▶ What you should do
Only lines containing the string "index" belong in the answer; copy all of them from the entries.
________________
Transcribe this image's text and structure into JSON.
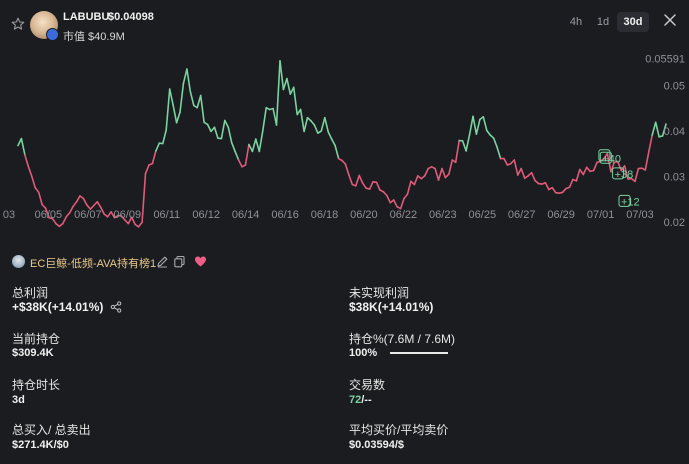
{
  "header": {
    "ticker": "LABUBU",
    "price": "$0.04098",
    "market_cap": "市值 $40.9M",
    "timeframes": [
      "4h",
      "1d",
      "30d"
    ],
    "active_timeframe": "30d"
  },
  "chart_data": {
    "type": "line",
    "x_ticks": [
      "03",
      "06/05",
      "06/07",
      "06/09",
      "06/11",
      "06/12",
      "06/14",
      "06/16",
      "06/18",
      "06/20",
      "06/22",
      "06/23",
      "06/25",
      "06/27",
      "06/29",
      "07/01",
      "07/03"
    ],
    "y_ticks": [
      "0.05591",
      "0.05",
      "0.04",
      "0.03",
      "0.02"
    ],
    "ylim": [
      0.0182,
      0.0578
    ],
    "series_color_up": "#7ad3a0",
    "series_color_down": "#e05b7a",
    "y": [
      0.0368,
      0.0383,
      0.0347,
      0.0322,
      0.03,
      0.0275,
      0.0265,
      0.0238,
      0.023,
      0.0209,
      0.0207,
      0.0196,
      0.019,
      0.0196,
      0.0211,
      0.022,
      0.0234,
      0.0244,
      0.0257,
      0.0251,
      0.0237,
      0.0228,
      0.0236,
      0.0244,
      0.0232,
      0.0217,
      0.0211,
      0.0222,
      0.0209,
      0.0214,
      0.0213,
      0.0204,
      0.0196,
      0.021,
      0.0194,
      0.0189,
      0.0199,
      0.0306,
      0.0325,
      0.0328,
      0.0356,
      0.0373,
      0.0372,
      0.0402,
      0.0492,
      0.0457,
      0.0418,
      0.0441,
      0.0504,
      0.0536,
      0.0487,
      0.0456,
      0.0451,
      0.0478,
      0.0419,
      0.0414,
      0.0399,
      0.0408,
      0.0384,
      0.0383,
      0.0423,
      0.0408,
      0.0374,
      0.0355,
      0.0336,
      0.0321,
      0.0325,
      0.037,
      0.0355,
      0.0382,
      0.0355,
      0.0399,
      0.0451,
      0.0447,
      0.0449,
      0.0413,
      0.0554,
      0.0491,
      0.0515,
      0.0481,
      0.0496,
      0.0436,
      0.0447,
      0.0399,
      0.0429,
      0.0422,
      0.0413,
      0.0395,
      0.04,
      0.0429,
      0.0398,
      0.0382,
      0.0368,
      0.0339,
      0.0335,
      0.0327,
      0.0303,
      0.0282,
      0.0279,
      0.0302,
      0.0285,
      0.0274,
      0.0272,
      0.0288,
      0.0287,
      0.027,
      0.0266,
      0.0258,
      0.0242,
      0.0248,
      0.0233,
      0.0229,
      0.0251,
      0.0261,
      0.0289,
      0.0282,
      0.0301,
      0.0295,
      0.0301,
      0.0317,
      0.0321,
      0.0317,
      0.0292,
      0.0317,
      0.0297,
      0.0305,
      0.0336,
      0.0331,
      0.0379,
      0.0378,
      0.0356,
      0.0391,
      0.0432,
      0.0393,
      0.0425,
      0.0431,
      0.0401,
      0.0391,
      0.0384,
      0.0364,
      0.0339,
      0.0339,
      0.0325,
      0.0328,
      0.0336,
      0.0303,
      0.0317,
      0.0296,
      0.0301,
      0.0308,
      0.0291,
      0.0284,
      0.0283,
      0.0286,
      0.0271,
      0.0275,
      0.0264,
      0.0263,
      0.0265,
      0.0273,
      0.0276,
      0.0293,
      0.029,
      0.0315,
      0.0304,
      0.032,
      0.0311,
      0.0313,
      0.0331,
      0.0333,
      0.0339,
      0.035,
      0.031,
      0.0331,
      0.0333,
      0.0313,
      0.0323,
      0.0294,
      0.0295,
      0.0289,
      0.0317,
      0.0318,
      0.0314,
      0.0354,
      0.0391,
      0.0419,
      0.0387,
      0.0389,
      0.0415
    ],
    "markers": [
      {
        "label": "",
        "index": 172
      },
      {
        "label": "+40",
        "index": 173
      },
      {
        "label": "+38",
        "index": 176
      },
      {
        "label": "+12",
        "index": 179
      }
    ]
  },
  "wallet": {
    "name": "EC巨鲸-低频-AVA持有榜1"
  },
  "stats": {
    "total_profit_label": "总利润",
    "total_profit_value": "+$38K(+14.01%)",
    "unrealized_label": "未实现利润",
    "unrealized_value": "$38K(+14.01%)",
    "position_label": "当前持仓",
    "position_value": "$309.4K",
    "holding_pct_label": "持仓%(7.6M / 7.6M)",
    "holding_pct_value": "100%",
    "holding_fraction": 1.0,
    "duration_label": "持仓时长",
    "duration_value": "3d",
    "trades_label": "交易数",
    "trades_buy": "72",
    "trades_sell": "/--",
    "buy_sell_label": "总买入/ 总卖出",
    "buy_sell_value": "$271.4K/$0",
    "avg_price_label": "平均买价/平均卖价",
    "avg_price_value": "$0.03594/$"
  },
  "colors": {
    "accent_green": "#7ad3a0",
    "accent_red": "#e05b7a",
    "background": "#1b1c20"
  }
}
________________
▶ Answer to this task
        "index": 172
        "index": 173
        "index": 176
        "index": 179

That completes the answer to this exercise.